Francisco Torres’ trombone solo on “Tropi Blue” from the Poncho Sanchez album Raise Your Hand presents a clear example of building melodic lines in clave. The harmonic and melodic material draws upon core musical choices, leaving the emphasis upon the rhythm. Torres employs a variety of rhythmic strategies, constructing a solid musical statement that firmly outlines the clave.
The “Tropi Blue” structure follows a conventional path. A basic twelve bar blues in the key of concert C rides over 2-3 Son Clave during the song. After the main statement of the melody, all the wind players play a unison line through the first four bars of the form. Torres begins his solo in the seventh measure of the form, before moving into his first full chorus. Torres then improvises through a total of eight blues forms, making a formidable statement. The remaining wind players provide background lines behind Torres starting in the seventh chorus, helping to bring the solo to a climax. There is a good deal of material for study here.
The transcription below contains the first four full choruses of Torres’ solo on “Tropi Blue.” Play through the solo without stopping in order to get an overall feel for the melodic content. Listen to the recording and follow the solo with the transcription. Take care to examine the way Torres phrases – remember where he slurs, which notes are accented, and the dynamic shape of the music. Work your way through the solo, playing along with the recording. After you are comfortable with the transcription, take some time to study these techniques that Torres uses to play around the clave:
1. Shape the Rhythm of the Melodic Line to Emphasize Clave Attack Points
Torres derives the melodic line mostly through the use of eighth notes. When he does move to longer notes, he often aligns with clave. In measure 10, Torres plays a C on the + of 2, which he then holds four more beats. This attack emphasizes the 3 side of clave. Later in measure 33, Torres breaks a series of eighth notes with a quarter note, strengthening beat 3. Here, the attack corresponds to clave’s 2 side.
2. Ending Phrases on Clave Attack Points
Torres adds extra push to the clave by ending several phrases on clave attack points. He starts his first full chorus with a strong six-measure phrase, then ends in measure 14 on beat 1. This lines up with the 3 side of clave. Soon after that, he ends a four-measure phrase in measure 19 on beat 2, aligning with the 2 side of clave. Notice that Torres alters the side of the clave where his phrases end, adding some diversity to his ideas.
3. Interspersing Strong Rhythmic Ideas Between Melodic Phrases
The majority of Torres’ solo follows a melodic flow and shape.
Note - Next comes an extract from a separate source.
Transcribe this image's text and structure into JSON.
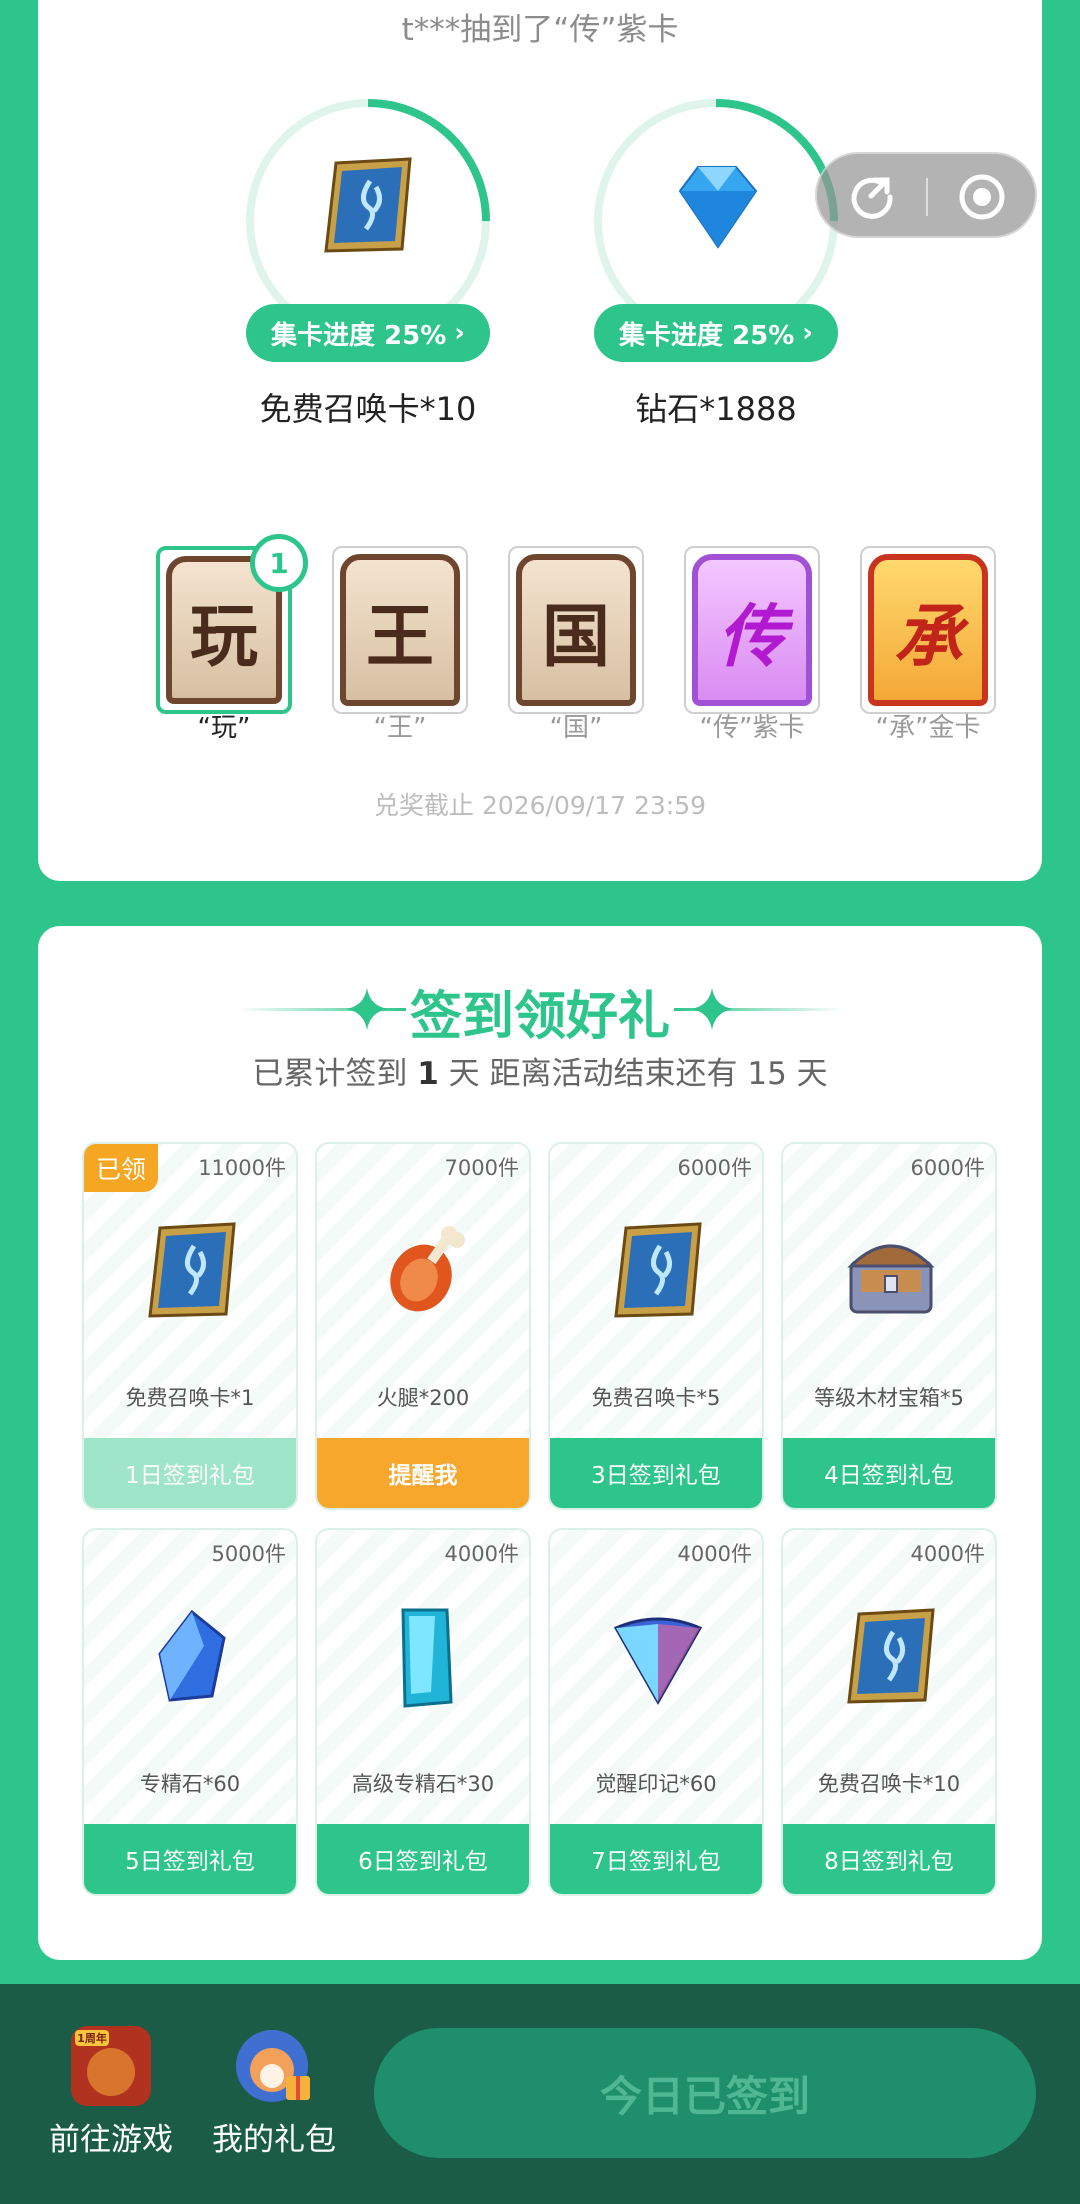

He relies upon eighth notes with some rhythmic diversity in order to create a smooth statement. Yet, he periodically disrupts the flow with more percussive ideas. In measures 49 – 52, Torres repeats a grouping of three eighth notes and an eighth rest over two notes. This “forces” an idea against the clave, creating tension. After four measures, Torres returns to his melodic curve, providing release.
Being a trombone solo, I notated this example in bass clef. If a treble clef, Bb, or Eb version of this (or a future) transcription would be useful, please contact me. It’s only a push of a button, so I’d be happy to post alternate keys.
The second half of the solo will be coming soon – in the meantime, fill us in on any insights you have about the solo!